The fate of a nation hangs in the balance. Israel cannot lose even a single battle. One defeat would mean the destruction of the tiny Jewish state. Not waiting to be attacked by the Arab forces massing on its borders, Israel strikes first.

Learn more about Fate Of A Nation here...
Fate Of A Nation
BTR-152 (AAR211) Based on the ZiS-151 truck chassis, the first prototype of the BTR-152 were completed in 1947 but lacked the desired level of mobility as a direct result of the five tons of additional armour added to the vehicle. After a few tweaks to the design, the BTR-152 was accepted for service. The BTR-152 first saw combat in the Hungarian revolution of 1956 and later during the Six-Day War with the forces of the United Arab Republic.

The vehicle was of all-welded construction with armour ranging from 15mm thick on the front to 9mm on the side; enough to provide protection from small arms fire and shell fragments but offered little protection against anything heavier.
Armed with a pintle-mounted 7.62mm SGMB machine-gun, the BTR-152 was able to carry eighteen passengers in addition to the two-man crew (the driver and the commander) into battle.

While mounted, passengers were able to fire their weapons from the relative safety of the vehicle through firing ports located in the passenger compartment (three per side with an additional two located at the rear of the vehicle) of the vehicle.

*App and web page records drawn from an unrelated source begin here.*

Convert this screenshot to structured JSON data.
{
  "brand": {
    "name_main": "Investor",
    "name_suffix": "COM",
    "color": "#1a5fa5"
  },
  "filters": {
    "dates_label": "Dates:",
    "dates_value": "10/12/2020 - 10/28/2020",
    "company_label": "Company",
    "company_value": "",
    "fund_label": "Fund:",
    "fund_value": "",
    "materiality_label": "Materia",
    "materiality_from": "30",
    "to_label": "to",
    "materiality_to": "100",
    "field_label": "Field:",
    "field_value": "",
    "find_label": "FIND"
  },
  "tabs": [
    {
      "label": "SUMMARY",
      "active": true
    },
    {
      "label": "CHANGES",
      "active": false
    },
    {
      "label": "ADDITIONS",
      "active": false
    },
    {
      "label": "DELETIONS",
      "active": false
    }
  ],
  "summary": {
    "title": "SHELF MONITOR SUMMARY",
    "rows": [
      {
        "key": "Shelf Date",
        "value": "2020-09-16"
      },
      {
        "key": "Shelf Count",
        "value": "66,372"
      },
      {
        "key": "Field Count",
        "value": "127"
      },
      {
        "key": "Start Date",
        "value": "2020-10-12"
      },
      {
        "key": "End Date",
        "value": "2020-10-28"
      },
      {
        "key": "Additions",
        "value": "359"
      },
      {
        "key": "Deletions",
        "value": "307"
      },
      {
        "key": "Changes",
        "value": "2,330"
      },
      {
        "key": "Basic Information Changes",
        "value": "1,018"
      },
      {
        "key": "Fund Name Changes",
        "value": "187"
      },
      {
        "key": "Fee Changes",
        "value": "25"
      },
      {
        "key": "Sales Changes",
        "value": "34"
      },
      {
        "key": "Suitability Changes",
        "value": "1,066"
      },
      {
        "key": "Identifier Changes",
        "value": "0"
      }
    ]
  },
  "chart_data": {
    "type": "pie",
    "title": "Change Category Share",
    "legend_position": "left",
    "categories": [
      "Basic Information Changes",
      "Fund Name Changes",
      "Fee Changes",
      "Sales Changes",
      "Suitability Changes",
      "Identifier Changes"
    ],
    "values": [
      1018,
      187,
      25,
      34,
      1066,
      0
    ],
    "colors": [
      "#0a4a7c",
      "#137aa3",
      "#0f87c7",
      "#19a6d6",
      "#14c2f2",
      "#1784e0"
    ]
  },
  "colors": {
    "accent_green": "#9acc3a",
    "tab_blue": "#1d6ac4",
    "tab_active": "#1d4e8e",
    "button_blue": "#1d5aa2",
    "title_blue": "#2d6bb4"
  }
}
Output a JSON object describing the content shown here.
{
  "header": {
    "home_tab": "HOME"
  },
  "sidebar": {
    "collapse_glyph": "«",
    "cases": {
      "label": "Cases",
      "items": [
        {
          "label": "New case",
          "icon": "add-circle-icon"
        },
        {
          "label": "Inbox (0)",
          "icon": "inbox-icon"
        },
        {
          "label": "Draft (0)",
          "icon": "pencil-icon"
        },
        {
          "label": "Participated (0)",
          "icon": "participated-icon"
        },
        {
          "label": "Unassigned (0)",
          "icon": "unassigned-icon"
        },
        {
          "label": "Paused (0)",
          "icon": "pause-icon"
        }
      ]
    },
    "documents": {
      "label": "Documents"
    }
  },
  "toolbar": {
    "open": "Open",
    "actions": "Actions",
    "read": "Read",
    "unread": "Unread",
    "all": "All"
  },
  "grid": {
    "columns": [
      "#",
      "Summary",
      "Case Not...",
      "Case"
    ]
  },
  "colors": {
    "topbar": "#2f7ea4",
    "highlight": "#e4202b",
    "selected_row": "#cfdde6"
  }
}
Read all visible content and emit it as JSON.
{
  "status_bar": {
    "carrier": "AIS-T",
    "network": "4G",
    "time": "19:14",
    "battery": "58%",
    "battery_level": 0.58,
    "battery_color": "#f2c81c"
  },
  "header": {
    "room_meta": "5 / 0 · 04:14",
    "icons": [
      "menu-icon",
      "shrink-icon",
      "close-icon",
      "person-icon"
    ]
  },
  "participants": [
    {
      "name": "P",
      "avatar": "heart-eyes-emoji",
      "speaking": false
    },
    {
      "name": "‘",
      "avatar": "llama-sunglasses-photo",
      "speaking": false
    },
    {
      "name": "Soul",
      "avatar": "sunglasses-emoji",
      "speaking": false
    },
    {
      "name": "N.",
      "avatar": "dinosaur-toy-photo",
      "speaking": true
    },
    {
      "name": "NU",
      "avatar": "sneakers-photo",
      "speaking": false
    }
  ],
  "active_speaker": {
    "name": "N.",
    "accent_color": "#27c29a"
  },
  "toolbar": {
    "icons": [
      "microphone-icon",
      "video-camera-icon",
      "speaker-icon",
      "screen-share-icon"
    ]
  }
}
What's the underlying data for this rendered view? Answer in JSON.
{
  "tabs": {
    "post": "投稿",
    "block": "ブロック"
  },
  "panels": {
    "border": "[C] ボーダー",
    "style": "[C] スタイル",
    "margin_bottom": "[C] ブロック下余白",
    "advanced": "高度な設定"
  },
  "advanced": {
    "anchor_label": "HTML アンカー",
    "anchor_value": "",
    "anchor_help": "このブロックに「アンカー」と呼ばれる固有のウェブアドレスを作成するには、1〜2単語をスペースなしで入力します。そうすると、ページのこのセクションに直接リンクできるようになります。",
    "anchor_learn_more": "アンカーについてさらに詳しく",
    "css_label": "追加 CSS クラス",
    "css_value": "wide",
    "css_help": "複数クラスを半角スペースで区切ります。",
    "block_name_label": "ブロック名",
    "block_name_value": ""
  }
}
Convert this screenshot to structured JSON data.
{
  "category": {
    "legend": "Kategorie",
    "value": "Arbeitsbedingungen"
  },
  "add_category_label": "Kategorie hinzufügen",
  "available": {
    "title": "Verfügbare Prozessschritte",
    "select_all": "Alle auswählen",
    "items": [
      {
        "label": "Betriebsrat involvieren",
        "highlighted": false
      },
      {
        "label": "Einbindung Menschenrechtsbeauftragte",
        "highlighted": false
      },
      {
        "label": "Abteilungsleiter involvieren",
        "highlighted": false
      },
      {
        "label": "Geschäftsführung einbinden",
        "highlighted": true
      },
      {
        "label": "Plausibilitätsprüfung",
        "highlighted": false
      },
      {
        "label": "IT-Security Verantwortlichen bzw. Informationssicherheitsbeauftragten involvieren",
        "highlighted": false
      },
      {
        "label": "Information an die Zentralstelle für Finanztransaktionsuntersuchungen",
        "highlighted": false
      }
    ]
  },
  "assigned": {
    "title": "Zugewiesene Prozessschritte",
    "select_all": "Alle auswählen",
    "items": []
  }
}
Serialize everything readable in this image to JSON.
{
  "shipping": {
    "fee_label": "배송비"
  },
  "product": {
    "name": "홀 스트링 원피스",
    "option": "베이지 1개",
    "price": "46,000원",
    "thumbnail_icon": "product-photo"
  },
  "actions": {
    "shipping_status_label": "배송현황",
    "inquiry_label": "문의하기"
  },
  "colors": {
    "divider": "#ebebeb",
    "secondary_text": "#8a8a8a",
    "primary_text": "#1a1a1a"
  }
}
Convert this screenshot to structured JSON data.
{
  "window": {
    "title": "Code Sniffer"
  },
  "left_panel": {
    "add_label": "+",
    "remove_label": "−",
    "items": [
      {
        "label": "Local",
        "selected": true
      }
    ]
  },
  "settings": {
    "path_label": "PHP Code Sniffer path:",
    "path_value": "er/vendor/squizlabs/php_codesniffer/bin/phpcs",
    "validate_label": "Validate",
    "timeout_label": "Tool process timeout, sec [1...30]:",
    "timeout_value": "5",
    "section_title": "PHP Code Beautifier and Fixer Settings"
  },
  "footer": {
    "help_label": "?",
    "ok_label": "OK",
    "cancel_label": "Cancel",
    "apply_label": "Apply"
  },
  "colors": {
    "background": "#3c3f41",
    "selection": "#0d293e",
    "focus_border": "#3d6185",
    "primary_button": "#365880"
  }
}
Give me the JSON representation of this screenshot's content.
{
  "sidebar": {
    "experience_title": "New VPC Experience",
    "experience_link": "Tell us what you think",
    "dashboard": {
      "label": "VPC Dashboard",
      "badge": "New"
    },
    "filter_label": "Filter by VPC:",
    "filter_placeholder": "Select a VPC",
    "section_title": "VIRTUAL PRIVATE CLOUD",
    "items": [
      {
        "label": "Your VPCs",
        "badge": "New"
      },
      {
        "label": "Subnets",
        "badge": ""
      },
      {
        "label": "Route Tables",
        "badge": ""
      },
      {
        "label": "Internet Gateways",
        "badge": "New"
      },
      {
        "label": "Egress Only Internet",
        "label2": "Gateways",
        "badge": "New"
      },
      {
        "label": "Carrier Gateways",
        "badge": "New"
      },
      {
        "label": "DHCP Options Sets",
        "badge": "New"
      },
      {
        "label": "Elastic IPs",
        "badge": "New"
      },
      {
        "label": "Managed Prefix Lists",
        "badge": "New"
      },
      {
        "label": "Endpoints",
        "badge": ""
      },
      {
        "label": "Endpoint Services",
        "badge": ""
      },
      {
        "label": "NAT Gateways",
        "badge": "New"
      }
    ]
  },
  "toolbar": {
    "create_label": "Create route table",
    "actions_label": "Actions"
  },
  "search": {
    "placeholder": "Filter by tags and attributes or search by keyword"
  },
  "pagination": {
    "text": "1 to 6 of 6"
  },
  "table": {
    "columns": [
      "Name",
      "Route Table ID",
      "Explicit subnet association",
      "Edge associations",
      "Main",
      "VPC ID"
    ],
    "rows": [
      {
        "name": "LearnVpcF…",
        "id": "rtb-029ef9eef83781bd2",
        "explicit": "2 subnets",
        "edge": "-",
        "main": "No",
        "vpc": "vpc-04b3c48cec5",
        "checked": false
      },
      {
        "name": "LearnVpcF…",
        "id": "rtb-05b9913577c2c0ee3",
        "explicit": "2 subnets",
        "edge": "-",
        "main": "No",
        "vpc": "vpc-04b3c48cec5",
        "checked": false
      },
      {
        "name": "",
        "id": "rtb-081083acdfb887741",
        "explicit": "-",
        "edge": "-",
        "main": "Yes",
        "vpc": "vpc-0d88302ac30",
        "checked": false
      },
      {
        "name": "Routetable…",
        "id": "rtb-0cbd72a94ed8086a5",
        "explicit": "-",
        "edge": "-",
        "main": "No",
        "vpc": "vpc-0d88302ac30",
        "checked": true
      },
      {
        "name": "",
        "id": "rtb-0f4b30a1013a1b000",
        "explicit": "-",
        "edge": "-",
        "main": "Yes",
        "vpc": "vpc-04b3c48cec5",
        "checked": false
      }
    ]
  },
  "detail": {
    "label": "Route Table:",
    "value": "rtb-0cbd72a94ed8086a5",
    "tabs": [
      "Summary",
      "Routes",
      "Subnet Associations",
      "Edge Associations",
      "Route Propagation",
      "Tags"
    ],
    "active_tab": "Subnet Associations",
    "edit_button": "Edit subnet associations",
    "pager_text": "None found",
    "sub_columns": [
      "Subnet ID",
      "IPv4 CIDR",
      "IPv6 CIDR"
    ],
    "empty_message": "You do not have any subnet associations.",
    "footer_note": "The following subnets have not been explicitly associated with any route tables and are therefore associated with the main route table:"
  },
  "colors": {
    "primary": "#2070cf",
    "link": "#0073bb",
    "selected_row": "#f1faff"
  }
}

Passengers could also quickly dismount via the doors located at the rear of the vehicle or by simply leaping over the sides.
BTR-152 (AAR211)
BTR-152 (AAR211) In addition to its troop carrying capabilities, the BTR-152 could tow a heavy gun or carry 1.9 tonnes of cargo. However, the BTR-152 was not without its faults. These included the tires that lacked any form of protection and were vulnerable to puncturing as a result of enemy fire. Another flaw in the design was the armoured shutters used to protect the radiator from enemy fire. These were kept open when the vehicle wasn’t in action but the driver was forced to close them  in combat the engine would rapidly overheat, forcing the driver to slow down to prevent damage to the engine. This often presented the enemy easy picking in terms of target acquisition.

Designed by Tim Adcock
Painted by Casey Davies
BTR-152 (AAR211) BTR-152 (AAR211)
The BTR-152 in Fate Of A Nation
BTR-152 Wheeled 1 0 0 Passenger-fired AA MG.
BTR-152 (AAR211) BTR-152 (AAR211)
The United Arab Republic followed Soviet Doctrine, supporting their tanks with mechanised infantry battalions, Kuteybh Meshah Meykaneykeyh (pronounced kur-tee-bah moo-shaht mee-kan-ik-ee-a) in Arabic, mounted in six-wheeled BTR-152 armoured transporters.

Learn more about the Meshah Meykaneykeyh HQ here...
Learn more about the Meshah Meykaneykeyh Platoon here...
BTR-152 (AAR211) BTR-152 (AAR211)

Last Updated On Wednesday, August 21, 2019 by Luke at Battlefront